- Someone living with dementia might forget that they have eaten. If Mom doesn’t remember having breakfast, she might have a second breakfast. And then a third.
- Dementia impact visual perception. A person might struggle to recognize the food in front of them. This is especially true if the food is the same color as the plate.
- Dementia affects the senses, including taste. Food may be tasteless to individuals with dementia. Or perhaps the taste is just…off. If you have a loved one with dementia who insists you messed up a recipe that you’ve made for years, it may be that their tastebuds are not interpreting flavors like they used to.

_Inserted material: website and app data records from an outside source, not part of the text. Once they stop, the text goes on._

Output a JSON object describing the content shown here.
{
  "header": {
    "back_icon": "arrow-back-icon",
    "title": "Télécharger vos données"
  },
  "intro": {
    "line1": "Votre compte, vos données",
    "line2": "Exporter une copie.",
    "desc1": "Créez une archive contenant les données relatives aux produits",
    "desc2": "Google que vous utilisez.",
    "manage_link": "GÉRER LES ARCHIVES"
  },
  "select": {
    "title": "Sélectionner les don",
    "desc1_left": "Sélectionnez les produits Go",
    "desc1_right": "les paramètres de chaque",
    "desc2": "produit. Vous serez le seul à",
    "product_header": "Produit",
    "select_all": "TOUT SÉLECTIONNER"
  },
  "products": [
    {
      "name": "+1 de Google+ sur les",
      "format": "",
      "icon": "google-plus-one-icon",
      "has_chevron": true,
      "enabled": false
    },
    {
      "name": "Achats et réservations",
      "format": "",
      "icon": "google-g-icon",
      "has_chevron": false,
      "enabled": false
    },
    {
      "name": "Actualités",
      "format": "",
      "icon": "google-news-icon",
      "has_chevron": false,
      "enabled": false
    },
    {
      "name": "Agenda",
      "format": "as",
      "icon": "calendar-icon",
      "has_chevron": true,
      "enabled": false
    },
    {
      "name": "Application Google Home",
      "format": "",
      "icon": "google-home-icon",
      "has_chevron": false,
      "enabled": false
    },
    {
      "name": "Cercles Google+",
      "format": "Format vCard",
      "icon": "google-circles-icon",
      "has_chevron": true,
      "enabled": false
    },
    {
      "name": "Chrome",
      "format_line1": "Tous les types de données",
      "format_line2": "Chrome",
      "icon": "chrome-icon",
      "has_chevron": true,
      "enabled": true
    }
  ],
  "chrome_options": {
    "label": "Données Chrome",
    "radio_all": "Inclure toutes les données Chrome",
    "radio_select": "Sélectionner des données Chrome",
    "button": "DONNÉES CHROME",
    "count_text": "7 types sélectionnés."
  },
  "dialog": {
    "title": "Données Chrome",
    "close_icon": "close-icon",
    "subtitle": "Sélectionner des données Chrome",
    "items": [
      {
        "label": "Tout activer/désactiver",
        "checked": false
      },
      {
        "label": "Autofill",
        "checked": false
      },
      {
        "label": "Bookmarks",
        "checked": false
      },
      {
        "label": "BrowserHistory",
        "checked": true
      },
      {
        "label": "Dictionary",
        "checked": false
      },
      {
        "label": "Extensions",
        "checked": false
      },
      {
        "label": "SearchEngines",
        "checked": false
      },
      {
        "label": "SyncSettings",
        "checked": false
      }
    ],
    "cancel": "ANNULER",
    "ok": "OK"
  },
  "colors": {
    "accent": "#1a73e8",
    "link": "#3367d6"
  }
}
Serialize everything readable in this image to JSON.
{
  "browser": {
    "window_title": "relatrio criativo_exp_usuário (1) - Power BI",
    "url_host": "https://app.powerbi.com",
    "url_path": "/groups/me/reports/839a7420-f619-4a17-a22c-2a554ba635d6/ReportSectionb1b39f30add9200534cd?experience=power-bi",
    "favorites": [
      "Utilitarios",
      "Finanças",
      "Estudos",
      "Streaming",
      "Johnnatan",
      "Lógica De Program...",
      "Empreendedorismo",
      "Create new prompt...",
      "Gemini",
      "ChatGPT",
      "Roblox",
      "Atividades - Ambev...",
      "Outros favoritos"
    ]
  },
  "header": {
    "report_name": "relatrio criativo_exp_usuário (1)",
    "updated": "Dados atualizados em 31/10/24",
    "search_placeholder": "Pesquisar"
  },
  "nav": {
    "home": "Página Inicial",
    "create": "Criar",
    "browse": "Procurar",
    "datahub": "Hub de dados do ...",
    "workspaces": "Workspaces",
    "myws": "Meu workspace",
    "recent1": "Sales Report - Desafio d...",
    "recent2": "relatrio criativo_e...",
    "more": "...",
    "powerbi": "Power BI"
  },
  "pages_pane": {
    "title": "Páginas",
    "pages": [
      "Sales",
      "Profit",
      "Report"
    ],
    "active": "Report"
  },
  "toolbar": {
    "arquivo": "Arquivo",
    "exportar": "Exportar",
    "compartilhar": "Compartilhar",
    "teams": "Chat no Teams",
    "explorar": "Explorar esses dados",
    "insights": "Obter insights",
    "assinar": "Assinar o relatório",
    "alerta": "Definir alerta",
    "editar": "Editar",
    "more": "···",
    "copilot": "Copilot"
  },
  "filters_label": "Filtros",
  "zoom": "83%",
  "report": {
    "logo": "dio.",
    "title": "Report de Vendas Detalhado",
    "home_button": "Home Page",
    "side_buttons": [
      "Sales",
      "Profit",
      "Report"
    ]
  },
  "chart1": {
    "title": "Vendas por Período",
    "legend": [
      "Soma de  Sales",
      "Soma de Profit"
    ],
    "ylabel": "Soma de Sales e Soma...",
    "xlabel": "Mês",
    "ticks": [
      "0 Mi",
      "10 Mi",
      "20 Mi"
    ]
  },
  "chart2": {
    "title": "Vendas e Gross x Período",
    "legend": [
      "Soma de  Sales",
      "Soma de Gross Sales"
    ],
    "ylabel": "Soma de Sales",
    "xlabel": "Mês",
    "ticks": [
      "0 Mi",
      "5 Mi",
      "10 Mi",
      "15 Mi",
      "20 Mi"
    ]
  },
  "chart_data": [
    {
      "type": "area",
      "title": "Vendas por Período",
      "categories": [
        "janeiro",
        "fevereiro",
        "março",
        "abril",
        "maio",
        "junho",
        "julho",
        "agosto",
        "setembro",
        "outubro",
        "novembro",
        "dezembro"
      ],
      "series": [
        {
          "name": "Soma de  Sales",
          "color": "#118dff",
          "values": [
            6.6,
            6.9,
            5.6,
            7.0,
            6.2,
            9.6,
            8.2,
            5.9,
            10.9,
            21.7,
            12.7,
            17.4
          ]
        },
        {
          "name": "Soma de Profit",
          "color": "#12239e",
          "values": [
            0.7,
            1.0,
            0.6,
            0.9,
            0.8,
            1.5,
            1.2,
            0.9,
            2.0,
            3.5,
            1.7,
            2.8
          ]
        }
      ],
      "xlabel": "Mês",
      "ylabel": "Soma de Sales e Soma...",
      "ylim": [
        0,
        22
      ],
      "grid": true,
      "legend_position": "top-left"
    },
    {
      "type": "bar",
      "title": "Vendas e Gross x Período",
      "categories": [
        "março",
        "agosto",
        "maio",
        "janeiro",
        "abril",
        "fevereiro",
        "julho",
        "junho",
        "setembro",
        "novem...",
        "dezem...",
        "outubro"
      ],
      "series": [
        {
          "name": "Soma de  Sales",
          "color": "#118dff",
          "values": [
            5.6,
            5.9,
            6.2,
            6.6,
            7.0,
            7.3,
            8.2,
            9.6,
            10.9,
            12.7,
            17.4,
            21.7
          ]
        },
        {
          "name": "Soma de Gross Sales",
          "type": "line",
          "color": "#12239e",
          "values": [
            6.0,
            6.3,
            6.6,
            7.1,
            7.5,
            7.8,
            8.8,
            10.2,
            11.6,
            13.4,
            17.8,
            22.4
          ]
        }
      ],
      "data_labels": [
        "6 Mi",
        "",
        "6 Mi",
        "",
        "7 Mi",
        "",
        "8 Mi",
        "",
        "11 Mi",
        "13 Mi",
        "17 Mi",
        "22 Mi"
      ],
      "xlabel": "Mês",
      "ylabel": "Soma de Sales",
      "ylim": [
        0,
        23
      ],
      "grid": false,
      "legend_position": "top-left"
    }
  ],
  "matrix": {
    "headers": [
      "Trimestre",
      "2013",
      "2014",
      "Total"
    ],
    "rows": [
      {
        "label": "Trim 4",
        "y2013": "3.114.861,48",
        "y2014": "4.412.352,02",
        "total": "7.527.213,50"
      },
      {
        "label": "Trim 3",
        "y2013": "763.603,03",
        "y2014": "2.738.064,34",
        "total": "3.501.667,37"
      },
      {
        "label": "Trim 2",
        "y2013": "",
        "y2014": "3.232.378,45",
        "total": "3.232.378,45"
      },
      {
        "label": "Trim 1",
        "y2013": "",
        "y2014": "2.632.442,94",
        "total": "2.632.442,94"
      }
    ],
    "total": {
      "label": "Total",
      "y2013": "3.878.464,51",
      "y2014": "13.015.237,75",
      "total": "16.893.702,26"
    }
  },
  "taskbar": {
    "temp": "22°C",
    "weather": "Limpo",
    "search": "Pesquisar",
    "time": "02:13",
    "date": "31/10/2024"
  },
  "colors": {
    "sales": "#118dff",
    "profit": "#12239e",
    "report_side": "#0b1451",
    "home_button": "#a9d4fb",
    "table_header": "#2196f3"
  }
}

- As dementia progresses, people living with dementia tend to prefer food that is sweeter and sweeter. This is a tendency and isn’t true for everyone, but it’s common that a person with dementia will start putting honey, jelly, or sugar on food (even if that food is not typically a sweet food). A former nutrition professor at the university where I work had Alzheimer’s. Her family found it ironic that she started putting copious amounts of honey on green beans, hamburgers, and spaghetti.
- Those with dementia are prone to food poisoning because they may not remember how long something has been in the fridge. In addition, their sense of smell might have changed, so an offensive smell that would typically signal something rotten doesn’t stop them.
- Medications can change a person’s appetite. It’s also common that a medication can leave a persistent metallic taste in one’s mouth. If you notice a change in eating habits, consider any alterations to a person’s prescriptions.
- Mouth pain or dentures that don’t fit well might cause a person to eat less or stop eating. A person with dementia might not be able to express this to care partners.
- As a person’s level of activity decreases, their appetite often decreases. If it’s possible to encourage exercise, you might see that a person is willing to eat larger portions.
- As with all of us, we eat more when we sleep less. And we eat less when we sleep more. If Grandma can’t sleep because of restlessness induced by dementia, she might snack throughout the night, leading to weight gain. If someone with dementia sleeps 18 hours a day, they are probably eating limited calories.
- Sometimes a person with dementia might struggle to use a spoon or fork. While we often transition to assisting them in the process of eating, finger foods can be a great way to allow them to maintain a bit more autonomy.
- As end stage dementia approaches, people may struggle with swallowing. This causes some people to be reluctant to eat. A speech-language pathologist can assist and help to prevent aspiration.
- At the end of life (due to a dementia-causing disease or another cause), people lose their appetite as their body becomes less able to process food. This is a natural part of the dying process, and dementia experts do not suggest a feeding tube in the vast majority of cases.
From a young age, culture dictates to us that food means love. We show our affection for people by feeding them. We get together with people we care about for meals and celebrations. When we express our care during an illness or after a family member’s death, we send a casserole–at least here in Iowa. In Minnesota, you’d call it a hot plate.
We show love by pushing food at people. When we don’t know what to say, we bake a cake. In my case, that’s a cheesecake. It’s the only type of cake I know how to make from scratch.
Unfortunately, we often have to let go of that definition of love with dementia. We have to accept changes in food preferences…and, in the end, we have to accept (reluctantly) that person no longer needs food in the way that they once did.
Hospices will discourage families from forcing a loved one at the end of life to eat. In my experience, this can be challenging for families. How can you not feed someone you love?
In summary, dementia impacts appetite. It can impact food preferences. It can impact swallowing and the fine motor skills required to feed one’s self.
Many of us still think of dementia as just memory loss.